Should machines try to stamp out discrimination – or should they just work efficiently? And what should journalists do about tracking the answer?
The question comes up as we increasingly turn to algorithms and digital platforms to manage many of the things we used to do offline. Offline, there are any number of laws and practices that regulate behavior. Online – well, that’s a whole new landscape. And one we ought to cover a lot more.
There was an interesting NYT piece from a little while back about start ups that are trying to use data analysis to make lending decisions – not so much looking into people’s credit history, but more throwing together thousands on seemingly unrelated pieces of information to predict borrowing (and repayment) behavior.
No single signal is definitive, but each is a piece in a mosaic, a predictive picture, compiled by collecting an array of information from diverse sources, including household buying habits, bill-paying records and social network connections. It amounts to a digital-age spin on the most basic principle of banking: Know your customer.
Does it make sense that people who capitalize properly are better credit risks than people who don’t? Well, the people who make the software not only don’t care, they’d rather they didn’t even try to understand it.
“It is important to maintain the discipline of not trying to explain too much,” said Max Levchin, chief executive of Affirm (one of the companies profiled). Adding human assumptions, he noted, could introduce bias into the data analysis.
True, it may be great that machine-learning systems that crunch lots of data can find correlations that allow more people more access to credit than under the traditional banking system. But what if it turns out that it’s denying credit to certain groups – not intentionally, but simply because that’s the way the data correlates?

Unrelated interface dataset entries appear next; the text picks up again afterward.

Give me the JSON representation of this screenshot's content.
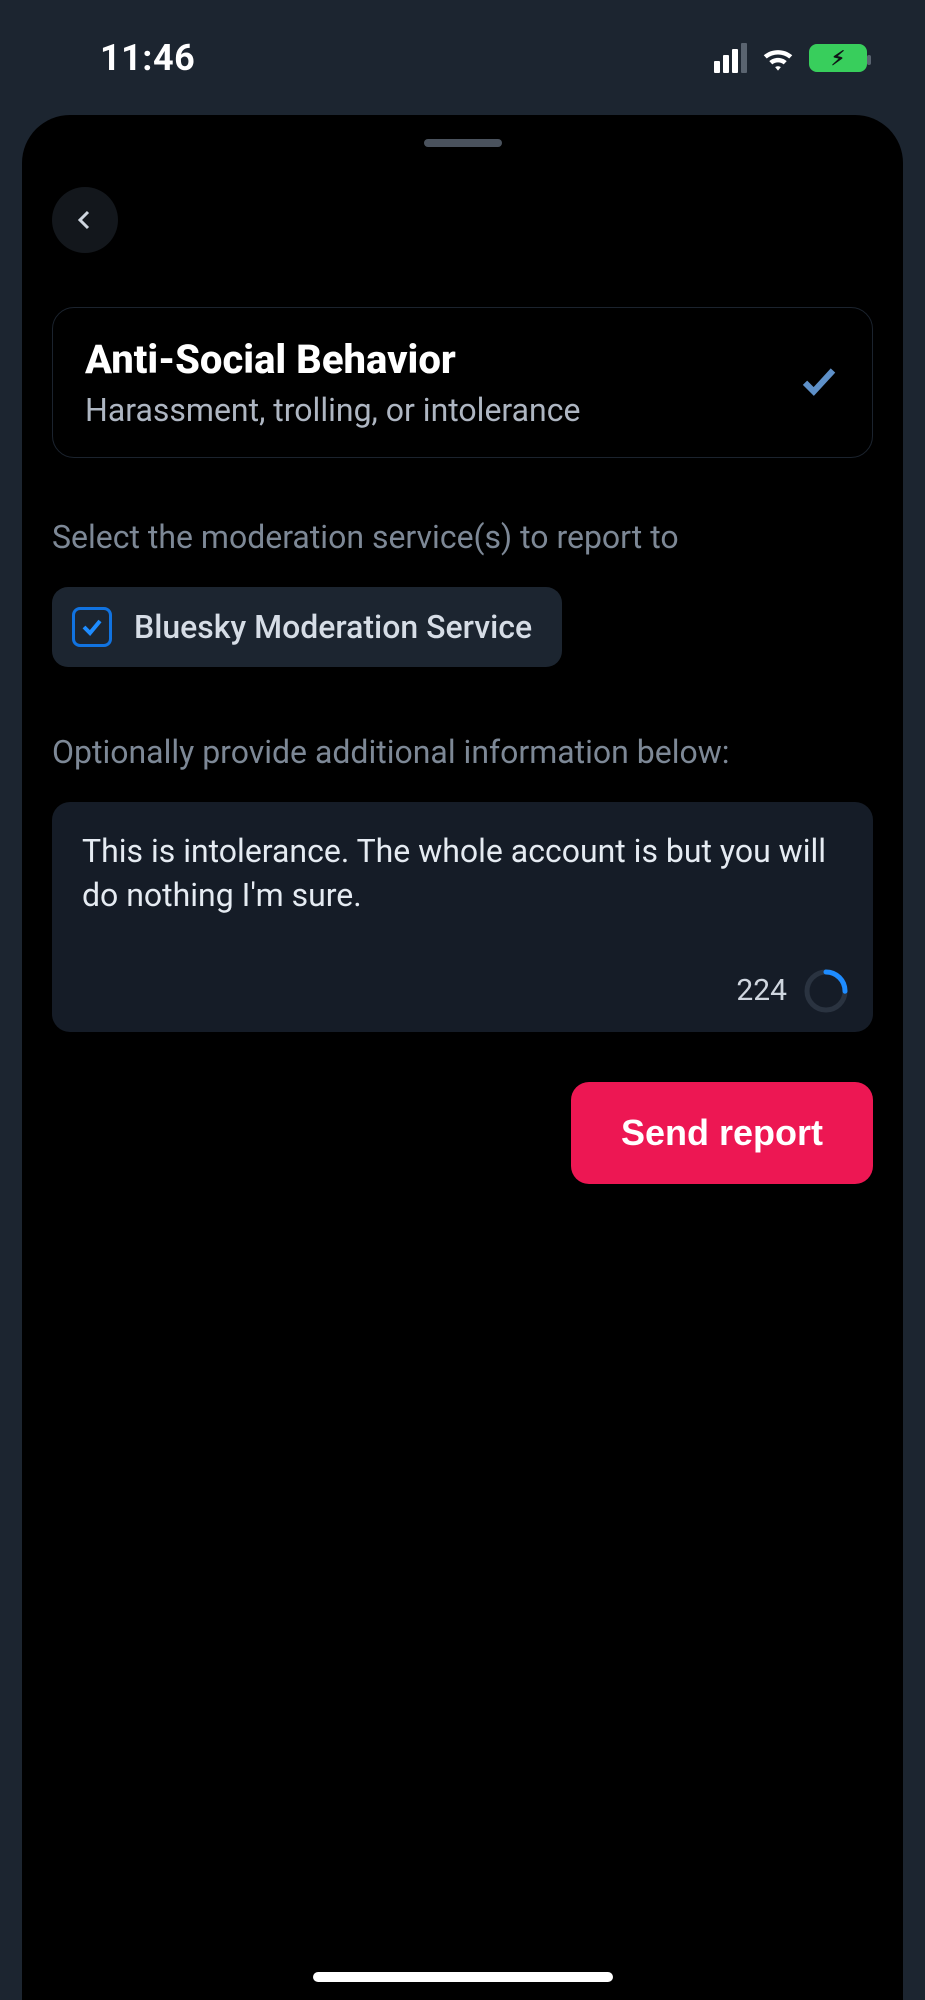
{
  "status": {
    "time": "11:46"
  },
  "report": {
    "reason_title": "Anti-Social Behavior",
    "reason_subtitle": "Harassment, trolling, or intolerance",
    "services_label": "Select the moderation service(s) to report to",
    "service_name": "Bluesky Moderation Service",
    "additional_label": "Optionally provide additional information below:",
    "textarea_value": "This is intolerance. The whole account is but you will do nothing I'm sure.",
    "char_remaining": "224",
    "send_label": "Send report"
  }
}
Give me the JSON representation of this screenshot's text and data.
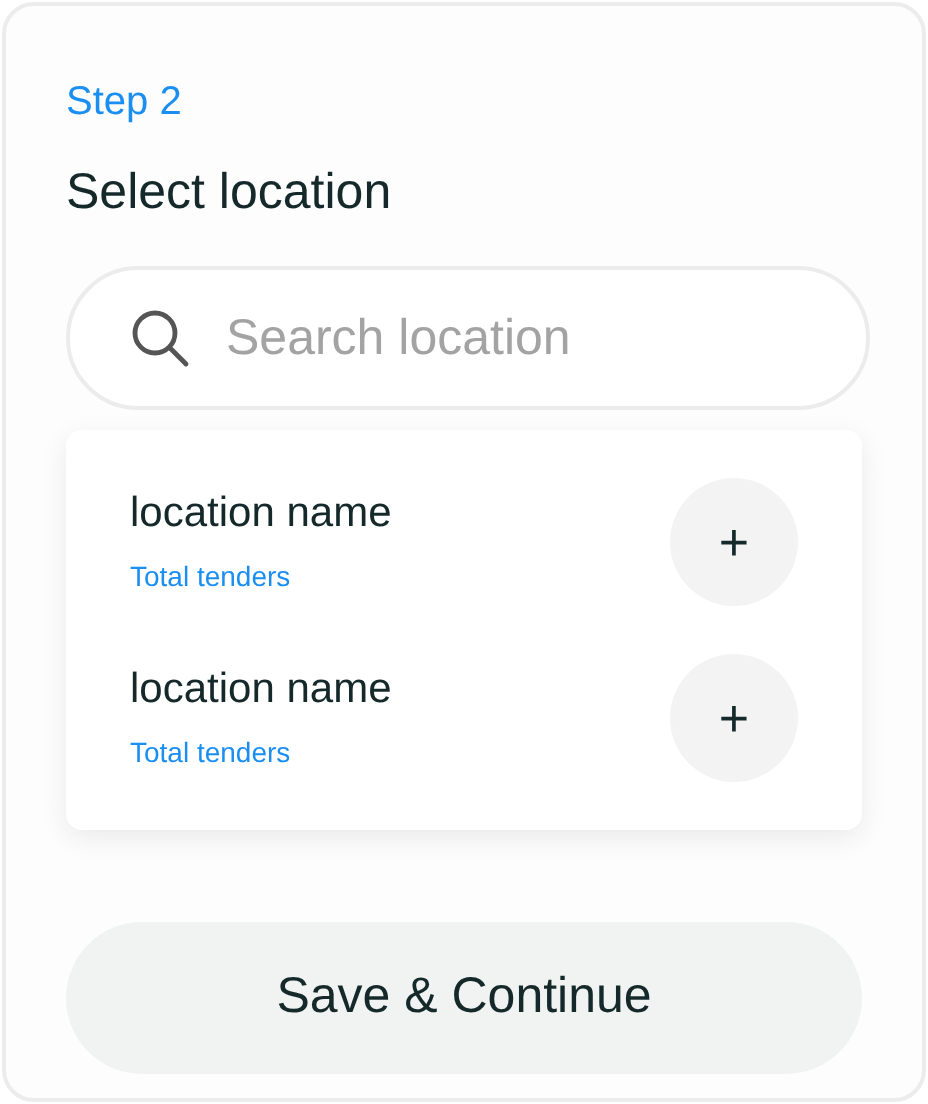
{
  "step": "Step 2",
  "title": "Select location",
  "search": {
    "placeholder": "Search location"
  },
  "locations": [
    {
      "name": "location name",
      "subtitle": "Total tenders",
      "button": "+"
    },
    {
      "name": "location name",
      "subtitle": "Total tenders",
      "button": "+"
    }
  ],
  "primary_button": "Save & Continue"
}
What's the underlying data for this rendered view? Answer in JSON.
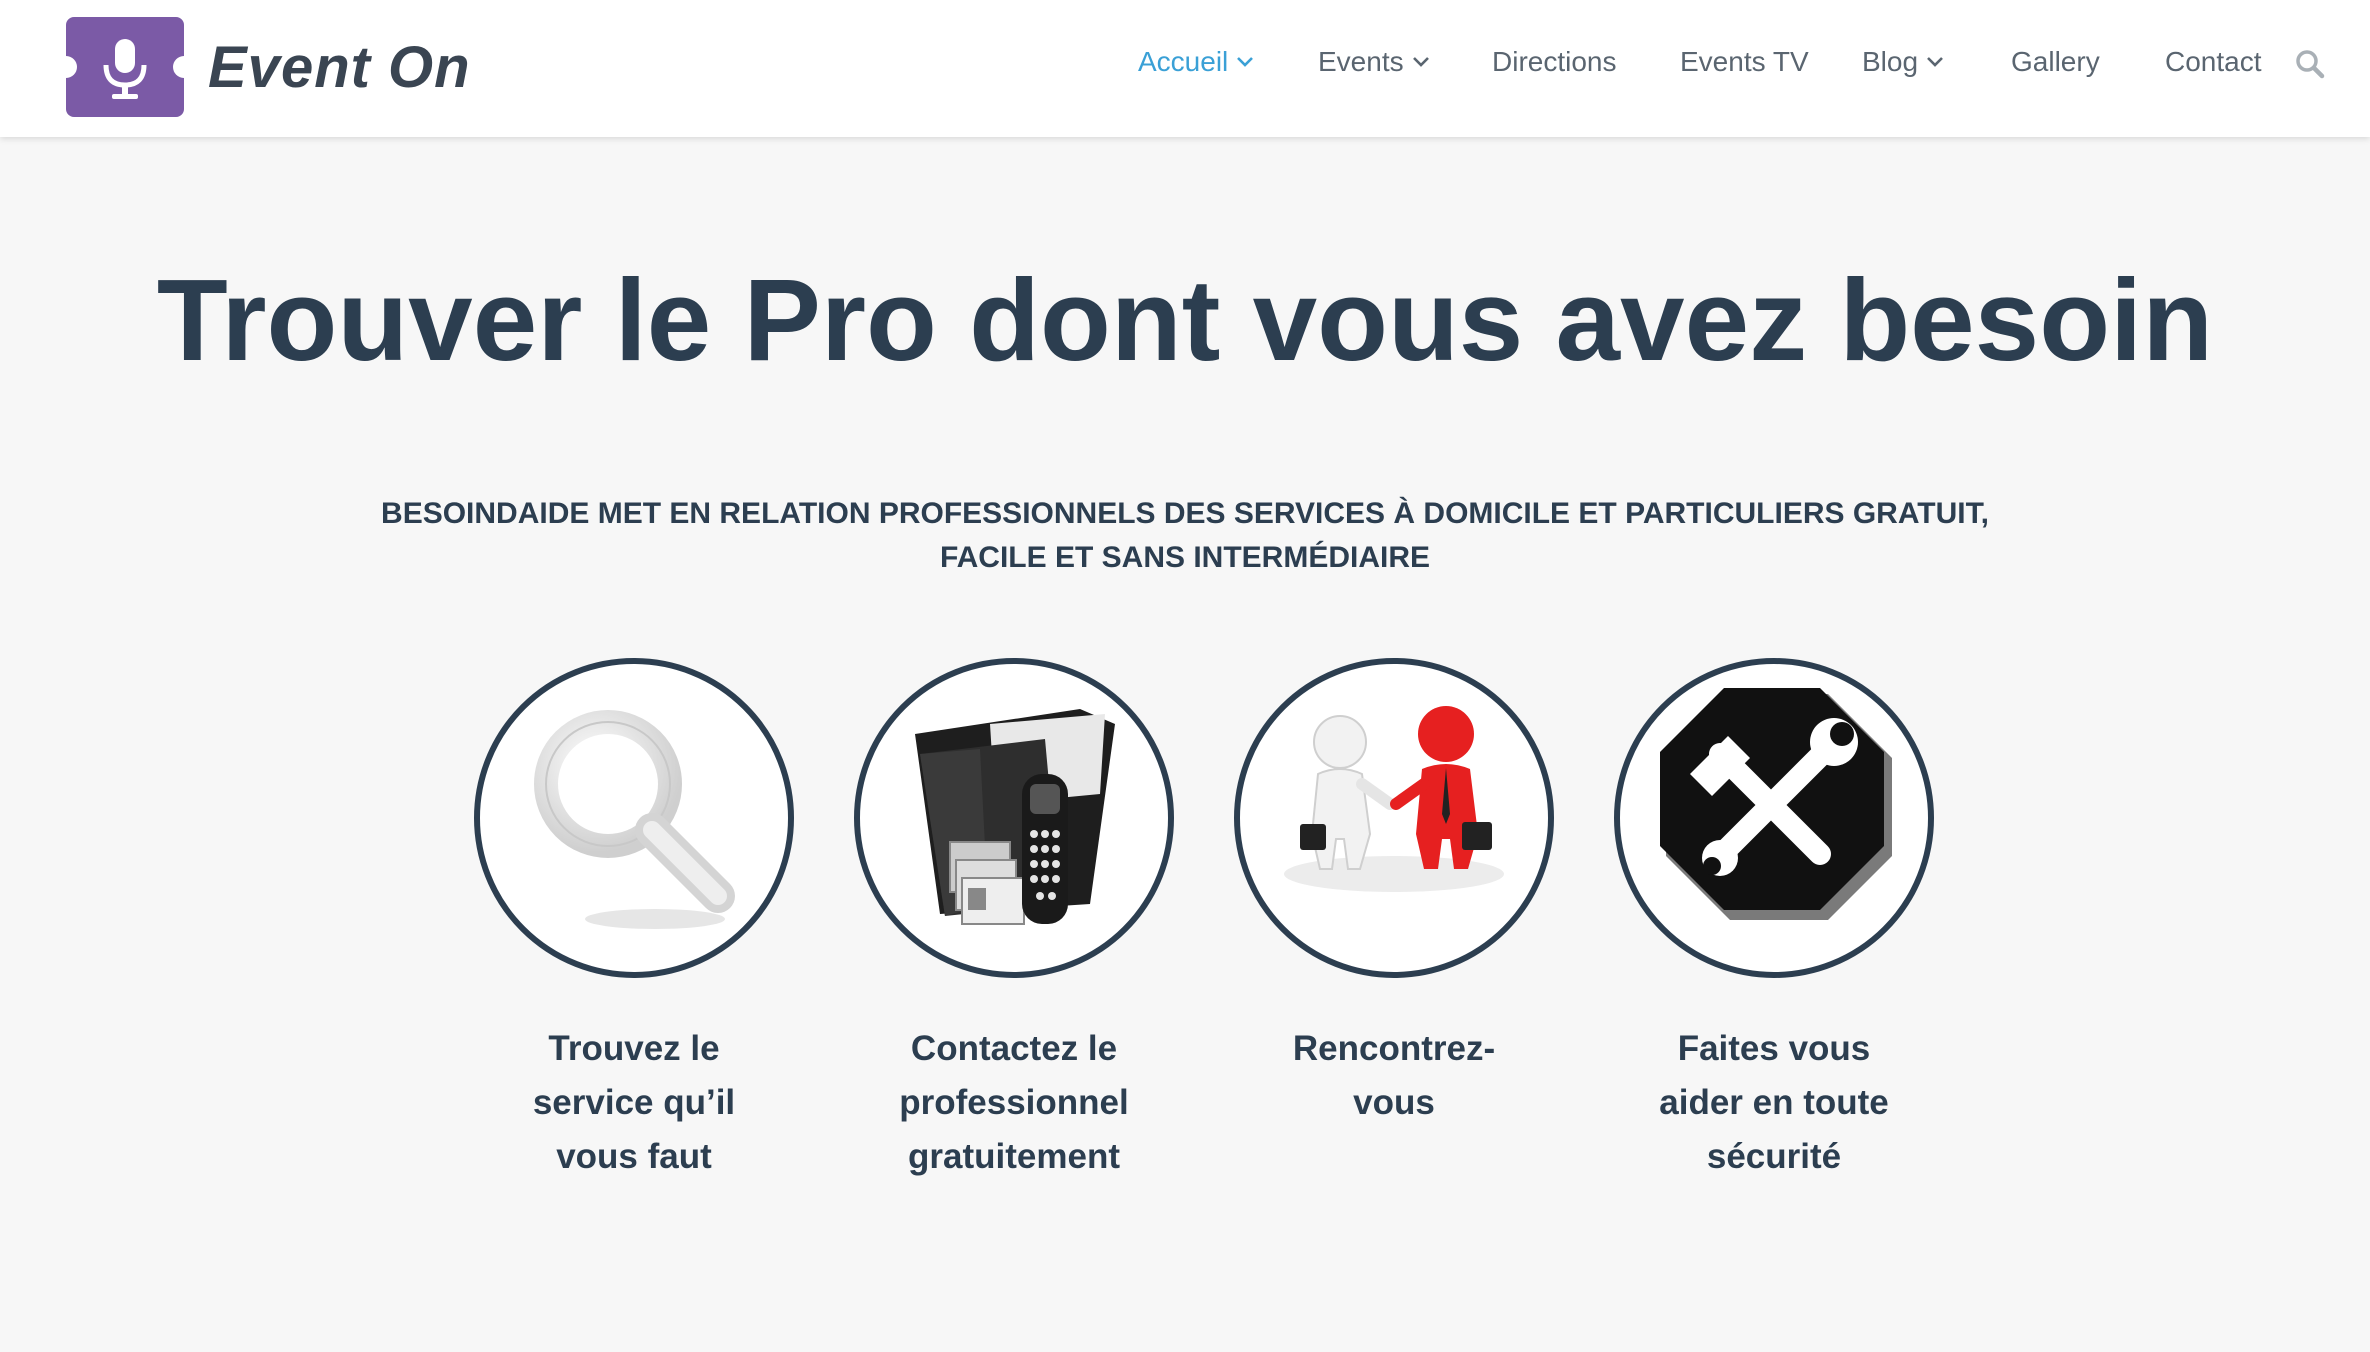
{
  "brand": {
    "name": "Event On",
    "logo_icon": "microphone-icon",
    "color": "#7b5aa6"
  },
  "nav": {
    "items": [
      {
        "label": "Accueil",
        "dropdown": true,
        "active": true
      },
      {
        "label": "Events",
        "dropdown": true,
        "active": false
      },
      {
        "label": "Directions",
        "dropdown": false,
        "active": false
      },
      {
        "label": "Events TV",
        "dropdown": false,
        "active": false
      },
      {
        "label": "Blog",
        "dropdown": true,
        "active": false
      },
      {
        "label": "Gallery",
        "dropdown": false,
        "active": false
      },
      {
        "label": "Contact",
        "dropdown": false,
        "active": false
      }
    ],
    "search_icon": "search-icon",
    "active_color": "#3aa0d6"
  },
  "hero": {
    "title": "Trouver le Pro dont vous avez besoin",
    "subtitle": "BESOINDAIDE MET EN RELATION PROFESSIONNELS DES SERVICES À DOMICILE ET PARTICULIERS GRATUIT, FACILE ET SANS INTERMÉDIAIRE"
  },
  "features": [
    {
      "label": "Trouvez le service qu’il vous faut",
      "icon": "magnifier-icon"
    },
    {
      "label": "Contactez le professionnel gratuitement",
      "icon": "contact-folder-phone-icon"
    },
    {
      "label": "Rencontrez-vous",
      "icon": "handshake-icon"
    },
    {
      "label": "Faites vous aider en toute sécurité",
      "icon": "tools-icon"
    }
  ],
  "colors": {
    "text": "#2c3e50",
    "background": "#f7f7f7"
  }
}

The danger is that with so much data and so much complexity, an automated system is in control. The software could end up discriminating against certain racial or ethnic groups without being programmed to do so.
But if you wanted to program in less discrimination, how would you do it – and how much less would you want, if it wound up being less effective at channeling money to people who need it and aren’t being served by the existing banking system?
Or what if it isn’t the machine, but just a lot of people who, each acting on their own, wind up exhibiting discriminatory behavior en masse?
Consider this much-cited paper by Harvard Business School professors Benjamin Edelman and Michael Luca, who showed that non-Black hosts in New York City manage to charge, on average, 12 percent more than Black hosts on Airbnb, after correcting for location, ratings, quality and so on. In that case it wasn’t so much an algorithm determining prices Read More…